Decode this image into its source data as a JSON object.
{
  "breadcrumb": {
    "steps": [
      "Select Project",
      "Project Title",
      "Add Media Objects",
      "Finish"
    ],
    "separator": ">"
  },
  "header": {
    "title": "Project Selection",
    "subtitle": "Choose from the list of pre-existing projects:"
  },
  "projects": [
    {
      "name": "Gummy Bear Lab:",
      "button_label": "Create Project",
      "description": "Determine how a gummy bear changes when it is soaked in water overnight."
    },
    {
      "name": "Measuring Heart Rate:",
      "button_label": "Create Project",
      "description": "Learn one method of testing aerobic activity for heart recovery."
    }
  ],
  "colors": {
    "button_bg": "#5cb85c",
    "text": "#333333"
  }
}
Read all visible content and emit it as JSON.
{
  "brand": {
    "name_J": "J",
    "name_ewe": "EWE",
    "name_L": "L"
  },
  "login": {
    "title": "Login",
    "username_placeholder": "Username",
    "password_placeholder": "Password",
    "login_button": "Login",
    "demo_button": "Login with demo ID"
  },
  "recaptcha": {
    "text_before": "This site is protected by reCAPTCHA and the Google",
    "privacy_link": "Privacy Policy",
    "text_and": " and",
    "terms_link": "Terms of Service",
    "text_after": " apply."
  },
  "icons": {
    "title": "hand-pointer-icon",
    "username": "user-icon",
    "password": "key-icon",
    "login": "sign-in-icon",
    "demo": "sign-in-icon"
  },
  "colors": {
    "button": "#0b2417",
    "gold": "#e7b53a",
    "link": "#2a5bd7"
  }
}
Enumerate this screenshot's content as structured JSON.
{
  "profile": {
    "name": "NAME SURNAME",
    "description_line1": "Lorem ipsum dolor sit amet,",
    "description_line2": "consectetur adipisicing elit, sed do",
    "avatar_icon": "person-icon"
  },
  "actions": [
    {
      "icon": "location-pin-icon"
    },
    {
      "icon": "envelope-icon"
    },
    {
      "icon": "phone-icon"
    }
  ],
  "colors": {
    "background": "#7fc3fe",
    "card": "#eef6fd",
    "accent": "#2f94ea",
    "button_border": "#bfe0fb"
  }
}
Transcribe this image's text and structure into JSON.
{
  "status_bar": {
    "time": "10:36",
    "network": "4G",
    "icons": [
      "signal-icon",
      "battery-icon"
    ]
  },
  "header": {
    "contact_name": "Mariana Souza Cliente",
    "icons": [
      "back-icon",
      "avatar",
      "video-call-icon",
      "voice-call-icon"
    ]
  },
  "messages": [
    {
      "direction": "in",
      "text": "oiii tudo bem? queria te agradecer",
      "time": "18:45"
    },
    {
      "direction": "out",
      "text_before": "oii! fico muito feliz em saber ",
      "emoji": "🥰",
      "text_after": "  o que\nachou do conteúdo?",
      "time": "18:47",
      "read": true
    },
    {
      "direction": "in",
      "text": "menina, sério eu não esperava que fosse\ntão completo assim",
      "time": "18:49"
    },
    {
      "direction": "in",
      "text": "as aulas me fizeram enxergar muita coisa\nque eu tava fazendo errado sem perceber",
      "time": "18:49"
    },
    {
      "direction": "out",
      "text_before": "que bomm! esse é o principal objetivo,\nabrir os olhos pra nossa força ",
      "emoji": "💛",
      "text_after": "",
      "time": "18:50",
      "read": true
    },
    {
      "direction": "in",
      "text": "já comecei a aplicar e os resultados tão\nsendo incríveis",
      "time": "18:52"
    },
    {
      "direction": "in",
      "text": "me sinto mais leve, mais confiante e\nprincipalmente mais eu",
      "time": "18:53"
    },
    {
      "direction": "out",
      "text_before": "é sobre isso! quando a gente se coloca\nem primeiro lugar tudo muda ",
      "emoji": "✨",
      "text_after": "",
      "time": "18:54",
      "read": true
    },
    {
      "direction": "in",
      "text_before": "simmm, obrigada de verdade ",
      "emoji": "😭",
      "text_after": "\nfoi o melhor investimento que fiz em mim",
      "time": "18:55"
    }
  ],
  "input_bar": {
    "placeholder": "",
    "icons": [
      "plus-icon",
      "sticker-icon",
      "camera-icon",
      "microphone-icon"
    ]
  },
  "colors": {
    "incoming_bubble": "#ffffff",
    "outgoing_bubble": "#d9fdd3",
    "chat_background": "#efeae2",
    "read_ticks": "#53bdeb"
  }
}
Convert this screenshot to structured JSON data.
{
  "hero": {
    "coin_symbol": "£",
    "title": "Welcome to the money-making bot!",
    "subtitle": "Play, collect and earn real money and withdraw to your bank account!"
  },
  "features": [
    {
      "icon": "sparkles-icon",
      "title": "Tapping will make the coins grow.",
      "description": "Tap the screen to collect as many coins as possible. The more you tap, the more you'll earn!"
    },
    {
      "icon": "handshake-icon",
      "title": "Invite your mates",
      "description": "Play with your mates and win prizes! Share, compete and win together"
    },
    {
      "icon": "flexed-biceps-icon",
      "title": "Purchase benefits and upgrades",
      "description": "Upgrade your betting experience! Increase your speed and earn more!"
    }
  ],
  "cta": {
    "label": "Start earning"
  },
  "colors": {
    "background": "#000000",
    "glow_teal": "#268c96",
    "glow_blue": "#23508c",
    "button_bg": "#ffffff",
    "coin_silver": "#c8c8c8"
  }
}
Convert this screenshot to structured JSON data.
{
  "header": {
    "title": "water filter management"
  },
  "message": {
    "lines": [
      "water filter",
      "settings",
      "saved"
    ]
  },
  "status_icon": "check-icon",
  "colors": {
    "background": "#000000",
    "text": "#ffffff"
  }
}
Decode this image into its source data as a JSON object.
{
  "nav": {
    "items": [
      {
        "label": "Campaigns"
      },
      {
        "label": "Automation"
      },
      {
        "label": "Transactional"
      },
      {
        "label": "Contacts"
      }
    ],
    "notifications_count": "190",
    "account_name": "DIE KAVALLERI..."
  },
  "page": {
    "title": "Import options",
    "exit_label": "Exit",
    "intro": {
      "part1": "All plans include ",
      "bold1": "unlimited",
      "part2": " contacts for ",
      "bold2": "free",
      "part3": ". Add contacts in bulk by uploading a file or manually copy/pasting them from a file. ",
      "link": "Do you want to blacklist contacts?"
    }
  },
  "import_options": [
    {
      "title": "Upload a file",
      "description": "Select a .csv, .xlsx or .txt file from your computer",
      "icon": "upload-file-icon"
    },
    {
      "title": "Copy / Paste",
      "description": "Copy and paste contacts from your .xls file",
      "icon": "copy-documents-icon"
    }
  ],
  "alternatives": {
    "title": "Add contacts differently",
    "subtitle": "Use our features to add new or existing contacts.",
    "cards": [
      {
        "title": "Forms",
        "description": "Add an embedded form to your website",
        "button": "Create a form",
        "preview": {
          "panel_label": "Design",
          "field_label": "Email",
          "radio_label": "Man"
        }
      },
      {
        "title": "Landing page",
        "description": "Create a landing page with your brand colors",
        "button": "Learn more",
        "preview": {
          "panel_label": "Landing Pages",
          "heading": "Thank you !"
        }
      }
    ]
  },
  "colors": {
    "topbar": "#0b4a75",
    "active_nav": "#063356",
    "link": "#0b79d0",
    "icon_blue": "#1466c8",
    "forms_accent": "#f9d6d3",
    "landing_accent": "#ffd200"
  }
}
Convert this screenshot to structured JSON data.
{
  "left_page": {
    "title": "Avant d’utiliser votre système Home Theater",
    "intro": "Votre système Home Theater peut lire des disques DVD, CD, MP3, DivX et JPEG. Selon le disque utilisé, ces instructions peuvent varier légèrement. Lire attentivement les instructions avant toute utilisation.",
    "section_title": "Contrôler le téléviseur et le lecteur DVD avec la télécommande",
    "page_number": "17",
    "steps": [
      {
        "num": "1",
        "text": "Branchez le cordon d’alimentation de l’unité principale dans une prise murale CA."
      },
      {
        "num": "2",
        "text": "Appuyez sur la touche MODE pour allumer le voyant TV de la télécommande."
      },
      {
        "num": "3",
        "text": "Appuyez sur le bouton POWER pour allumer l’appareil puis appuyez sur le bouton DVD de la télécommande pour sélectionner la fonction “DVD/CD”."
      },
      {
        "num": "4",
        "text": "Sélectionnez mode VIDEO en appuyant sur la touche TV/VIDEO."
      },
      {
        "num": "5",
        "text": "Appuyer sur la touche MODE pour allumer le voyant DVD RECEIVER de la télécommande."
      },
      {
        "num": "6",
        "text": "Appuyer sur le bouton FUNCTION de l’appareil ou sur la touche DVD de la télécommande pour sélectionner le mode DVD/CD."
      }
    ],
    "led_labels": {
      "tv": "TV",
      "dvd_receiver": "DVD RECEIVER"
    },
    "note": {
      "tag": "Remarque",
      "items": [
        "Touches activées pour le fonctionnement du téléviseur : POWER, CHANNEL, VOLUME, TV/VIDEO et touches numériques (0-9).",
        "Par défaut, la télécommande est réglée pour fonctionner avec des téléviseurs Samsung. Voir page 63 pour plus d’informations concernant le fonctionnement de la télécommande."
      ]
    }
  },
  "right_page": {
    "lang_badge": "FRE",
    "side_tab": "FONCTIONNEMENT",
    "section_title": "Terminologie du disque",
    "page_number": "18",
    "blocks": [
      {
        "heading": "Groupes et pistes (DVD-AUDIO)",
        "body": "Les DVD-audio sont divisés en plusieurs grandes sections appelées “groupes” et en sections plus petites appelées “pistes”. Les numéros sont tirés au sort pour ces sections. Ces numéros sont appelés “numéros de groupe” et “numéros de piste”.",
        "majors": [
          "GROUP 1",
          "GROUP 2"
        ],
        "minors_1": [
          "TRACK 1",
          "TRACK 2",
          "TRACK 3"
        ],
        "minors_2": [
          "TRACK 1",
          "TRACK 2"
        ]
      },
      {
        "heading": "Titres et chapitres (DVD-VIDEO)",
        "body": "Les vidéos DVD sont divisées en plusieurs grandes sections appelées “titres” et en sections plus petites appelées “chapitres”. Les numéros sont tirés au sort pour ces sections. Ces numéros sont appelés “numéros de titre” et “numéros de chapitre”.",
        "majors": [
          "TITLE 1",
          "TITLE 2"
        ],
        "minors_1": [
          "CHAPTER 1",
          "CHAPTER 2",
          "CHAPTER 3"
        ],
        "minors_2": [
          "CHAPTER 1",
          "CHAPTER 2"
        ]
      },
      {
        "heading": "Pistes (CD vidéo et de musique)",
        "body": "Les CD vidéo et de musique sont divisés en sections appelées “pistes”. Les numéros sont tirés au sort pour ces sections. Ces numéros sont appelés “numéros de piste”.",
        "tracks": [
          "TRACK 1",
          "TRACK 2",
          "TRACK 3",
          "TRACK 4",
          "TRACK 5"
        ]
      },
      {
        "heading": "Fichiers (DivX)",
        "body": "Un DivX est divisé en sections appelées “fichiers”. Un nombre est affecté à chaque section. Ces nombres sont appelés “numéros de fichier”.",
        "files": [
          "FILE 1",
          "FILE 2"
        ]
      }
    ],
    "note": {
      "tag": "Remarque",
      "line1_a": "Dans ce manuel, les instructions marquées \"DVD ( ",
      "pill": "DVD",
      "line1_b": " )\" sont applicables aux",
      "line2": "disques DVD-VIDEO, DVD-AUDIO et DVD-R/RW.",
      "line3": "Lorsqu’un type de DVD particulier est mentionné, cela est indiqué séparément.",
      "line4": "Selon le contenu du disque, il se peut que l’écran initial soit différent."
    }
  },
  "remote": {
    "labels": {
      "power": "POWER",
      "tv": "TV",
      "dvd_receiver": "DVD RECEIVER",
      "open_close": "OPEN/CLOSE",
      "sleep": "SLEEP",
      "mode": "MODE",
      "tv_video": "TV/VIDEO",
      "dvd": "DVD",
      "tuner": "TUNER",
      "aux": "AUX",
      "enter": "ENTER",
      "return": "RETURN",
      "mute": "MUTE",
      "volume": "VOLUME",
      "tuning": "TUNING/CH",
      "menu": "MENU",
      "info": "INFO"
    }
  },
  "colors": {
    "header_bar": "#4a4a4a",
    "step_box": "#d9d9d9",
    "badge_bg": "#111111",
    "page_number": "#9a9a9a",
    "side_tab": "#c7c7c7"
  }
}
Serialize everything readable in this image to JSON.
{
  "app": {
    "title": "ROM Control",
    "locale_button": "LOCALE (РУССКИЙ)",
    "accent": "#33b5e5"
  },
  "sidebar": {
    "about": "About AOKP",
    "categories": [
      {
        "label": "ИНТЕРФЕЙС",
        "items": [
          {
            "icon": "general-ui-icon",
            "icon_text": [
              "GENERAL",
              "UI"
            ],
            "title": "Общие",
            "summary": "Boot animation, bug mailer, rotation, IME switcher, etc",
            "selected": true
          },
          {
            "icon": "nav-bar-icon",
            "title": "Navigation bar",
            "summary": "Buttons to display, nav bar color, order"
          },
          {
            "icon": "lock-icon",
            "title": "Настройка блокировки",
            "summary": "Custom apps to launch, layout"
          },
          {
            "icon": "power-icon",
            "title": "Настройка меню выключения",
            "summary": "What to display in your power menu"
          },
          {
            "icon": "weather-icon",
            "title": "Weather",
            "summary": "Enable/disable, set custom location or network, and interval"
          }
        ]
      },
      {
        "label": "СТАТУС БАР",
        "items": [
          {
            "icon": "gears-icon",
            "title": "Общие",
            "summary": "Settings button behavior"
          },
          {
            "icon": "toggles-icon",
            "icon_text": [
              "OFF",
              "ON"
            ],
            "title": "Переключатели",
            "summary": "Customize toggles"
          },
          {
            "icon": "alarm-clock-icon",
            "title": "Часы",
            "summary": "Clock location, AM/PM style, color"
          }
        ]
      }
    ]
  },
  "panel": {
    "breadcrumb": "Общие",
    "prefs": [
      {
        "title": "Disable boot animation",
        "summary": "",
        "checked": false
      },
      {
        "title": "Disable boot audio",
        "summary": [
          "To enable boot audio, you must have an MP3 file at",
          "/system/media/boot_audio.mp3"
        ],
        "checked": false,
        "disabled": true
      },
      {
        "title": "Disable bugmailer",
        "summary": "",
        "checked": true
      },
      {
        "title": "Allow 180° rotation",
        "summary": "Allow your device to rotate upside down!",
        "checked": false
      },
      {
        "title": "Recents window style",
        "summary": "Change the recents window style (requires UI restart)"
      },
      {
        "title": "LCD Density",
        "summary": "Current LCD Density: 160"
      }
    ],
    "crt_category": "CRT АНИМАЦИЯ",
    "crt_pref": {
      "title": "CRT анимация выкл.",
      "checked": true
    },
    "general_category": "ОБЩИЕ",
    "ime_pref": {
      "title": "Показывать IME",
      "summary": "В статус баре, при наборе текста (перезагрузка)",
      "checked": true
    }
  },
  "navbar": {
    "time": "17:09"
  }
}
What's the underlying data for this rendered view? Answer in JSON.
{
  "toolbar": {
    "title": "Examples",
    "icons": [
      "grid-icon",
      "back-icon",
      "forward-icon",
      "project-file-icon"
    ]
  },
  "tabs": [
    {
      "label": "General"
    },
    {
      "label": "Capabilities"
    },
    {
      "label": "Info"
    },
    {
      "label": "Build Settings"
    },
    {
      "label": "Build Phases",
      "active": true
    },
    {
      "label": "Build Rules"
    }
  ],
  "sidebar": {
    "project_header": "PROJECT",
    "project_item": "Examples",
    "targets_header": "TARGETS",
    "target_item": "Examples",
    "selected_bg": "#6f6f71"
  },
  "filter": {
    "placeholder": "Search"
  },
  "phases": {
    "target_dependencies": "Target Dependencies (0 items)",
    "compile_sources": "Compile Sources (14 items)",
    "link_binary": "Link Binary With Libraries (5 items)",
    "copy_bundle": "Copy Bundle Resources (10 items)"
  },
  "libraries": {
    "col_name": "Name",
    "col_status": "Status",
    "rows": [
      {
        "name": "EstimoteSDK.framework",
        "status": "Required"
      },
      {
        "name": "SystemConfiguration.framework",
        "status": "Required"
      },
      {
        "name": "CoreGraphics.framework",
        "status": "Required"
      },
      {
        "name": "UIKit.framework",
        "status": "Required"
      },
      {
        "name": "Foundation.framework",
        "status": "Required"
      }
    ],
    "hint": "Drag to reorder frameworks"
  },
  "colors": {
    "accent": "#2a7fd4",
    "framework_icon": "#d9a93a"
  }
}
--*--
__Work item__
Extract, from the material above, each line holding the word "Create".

__Output for this exercise__
      "button_label": "Create Project",
      "button_label": "Create Project",
        "button": "Create a form",
        "description": "Create a landing page with your brand colors",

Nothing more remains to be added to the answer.